As local councils prepare their budgets for the financial year 2014-5, they face reductions in their income from central government which by 2015-6 “will bring to 43% the total cuts to local authority funding announced by this Government”.
So estimates the councils’ umbrella body, the Local Government Association, adding that “the money available to deliver non-social-care services... is predicted to shrink by 66% by the end of the decade”.
Central government pressure squeezes even tighter because it goes with decrees forbidding councils to raise council tax — the major element of their income that they can control — by more than 2% without a referendum, and penalising them if they raise it at all.
A lot of things local councils do are legal obligations, prescribed by central government. The cuts slash into the areas where council have some degree of choice, like libraries, pools, and gyms.
201 local authority libraries closed in 2011-2, and 74 in 2012-3. On present projections, around a quarter of all the local authority libraries in Britain will close over this decade.
Those that remain depend on volunteers: employed library staff numbers went down 6.8% last year, volunteers increased 44%.
Yet Labour councils still plan only to “manage” the cuts as best they can.

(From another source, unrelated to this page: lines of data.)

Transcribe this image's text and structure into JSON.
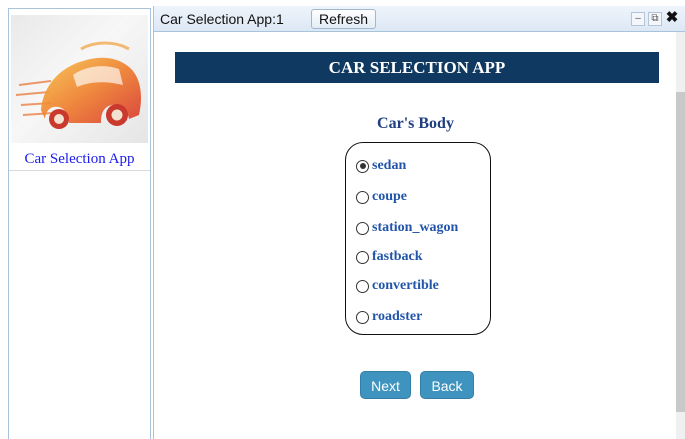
{
  "sidebar": {
    "app_label": "Car Selection App"
  },
  "window": {
    "title": "Car Selection App:1",
    "refresh_label": "Refresh"
  },
  "main": {
    "header": "CAR SELECTION APP",
    "section_title": "Car's Body",
    "options": [
      {
        "label": "sedan",
        "checked": true
      },
      {
        "label": "coupe",
        "checked": false
      },
      {
        "label": "station_wagon",
        "checked": false
      },
      {
        "label": "fastback",
        "checked": false
      },
      {
        "label": "convertible",
        "checked": false
      },
      {
        "label": "roadster",
        "checked": false
      }
    ],
    "next_label": "Next",
    "back_label": "Back"
  },
  "colors": {
    "header_bg": "#103961",
    "button_bg": "#3f94bf",
    "option_text": "#2255aa",
    "sidebar_link": "#1a1aee"
  },
  "icons": [
    "car-logo-icon",
    "minimize-icon",
    "popout-icon",
    "close-icon"
  ]
}
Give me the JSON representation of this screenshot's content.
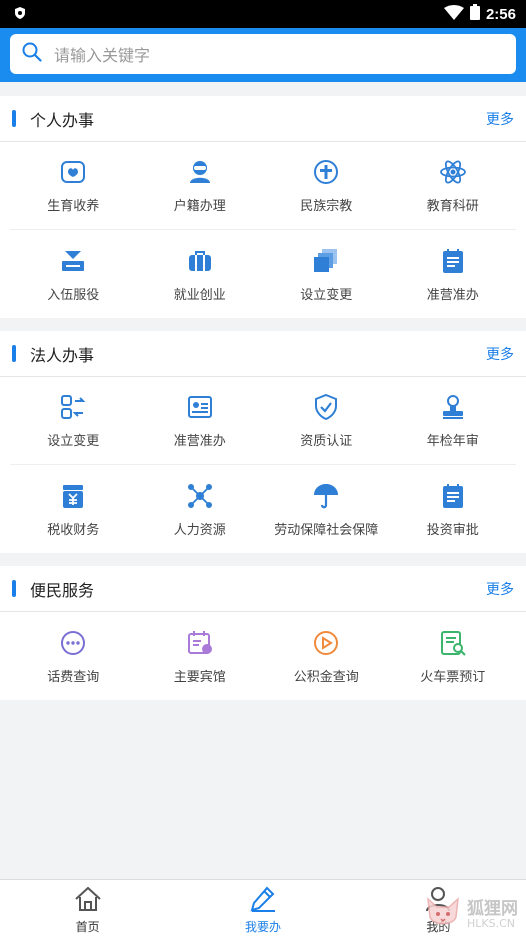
{
  "status": {
    "time": "2:56"
  },
  "search": {
    "placeholder": "请输入关键字"
  },
  "sections": [
    {
      "title": "个人办事",
      "more": "更多",
      "rows": [
        [
          {
            "label": "生育收养",
            "icon": "birth-icon"
          },
          {
            "label": "户籍办理",
            "icon": "household-icon"
          },
          {
            "label": "民族宗教",
            "icon": "religion-icon"
          },
          {
            "label": "教育科研",
            "icon": "atom-icon"
          }
        ],
        [
          {
            "label": "入伍服役",
            "icon": "military-icon"
          },
          {
            "label": "就业创业",
            "icon": "briefcase-icon"
          },
          {
            "label": "设立变更",
            "icon": "stack-icon"
          },
          {
            "label": "准营准办",
            "icon": "license-icon"
          }
        ]
      ]
    },
    {
      "title": "法人办事",
      "more": "更多",
      "rows": [
        [
          {
            "label": "设立变更",
            "icon": "exchange-icon"
          },
          {
            "label": "准营准办",
            "icon": "id-card-icon"
          },
          {
            "label": "资质认证",
            "icon": "shield-check-icon"
          },
          {
            "label": "年检年审",
            "icon": "stamp-icon"
          }
        ],
        [
          {
            "label": "税收财务",
            "icon": "tax-icon"
          },
          {
            "label": "人力资源",
            "icon": "network-icon"
          },
          {
            "label": "劳动保障社会保障",
            "icon": "umbrella-icon"
          },
          {
            "label": "投资审批",
            "icon": "clipboard-icon"
          }
        ]
      ]
    },
    {
      "title": "便民服务",
      "more": "更多",
      "rows": [
        [
          {
            "label": "话费查询",
            "icon": "chat-icon"
          },
          {
            "label": "主要宾馆",
            "icon": "calendar-icon"
          },
          {
            "label": "公积金查询",
            "icon": "play-circle-icon"
          },
          {
            "label": "火车票预订",
            "icon": "ticket-search-icon"
          }
        ]
      ]
    }
  ],
  "tabs": [
    {
      "label": "首页",
      "icon": "home-icon"
    },
    {
      "label": "我要办",
      "icon": "pen-icon",
      "active": true
    },
    {
      "label": "我的",
      "icon": "user-icon"
    }
  ],
  "watermark": {
    "line1": "狐狸网",
    "line2": "HLKS.CN"
  },
  "colors": {
    "accent": "#1a7fe8",
    "header": "#1a8cf0",
    "icon_blue": "#2f7fd6",
    "icon_purple": "#7a6fd3",
    "icon_orange": "#f08a3c",
    "icon_green": "#3bb56b"
  }
}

A few Labour councillors rebelled in 2013. More rebels voting against cuts in 2014, and more support from them from unions, will be an important spur to community and union resistance.

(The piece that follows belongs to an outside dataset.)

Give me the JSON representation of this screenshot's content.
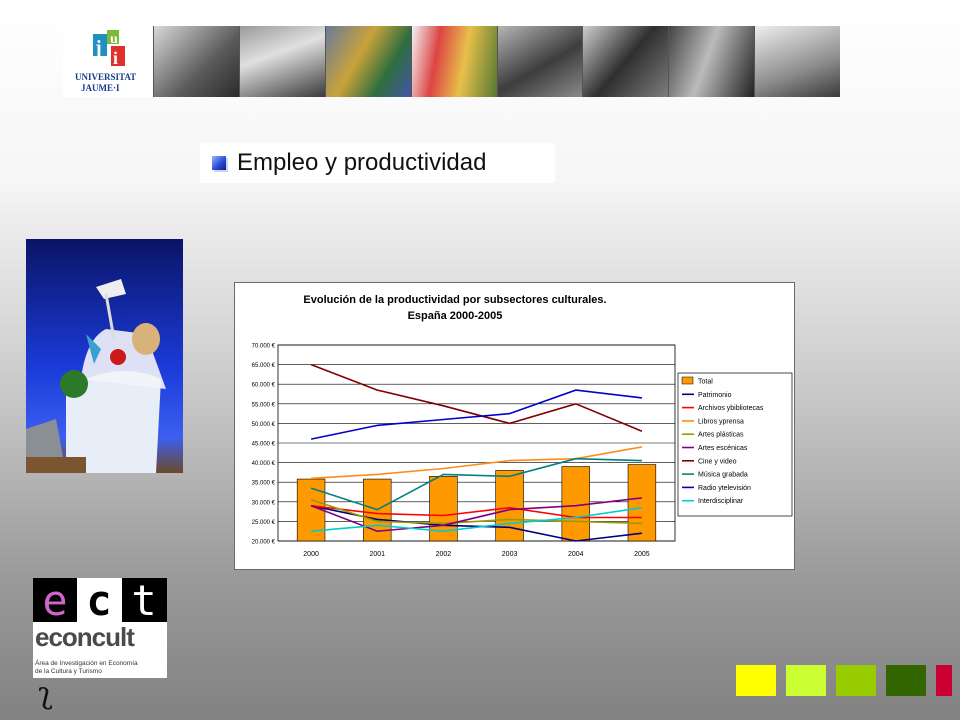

• The Councillors Against Cuts campaign has a new statement online.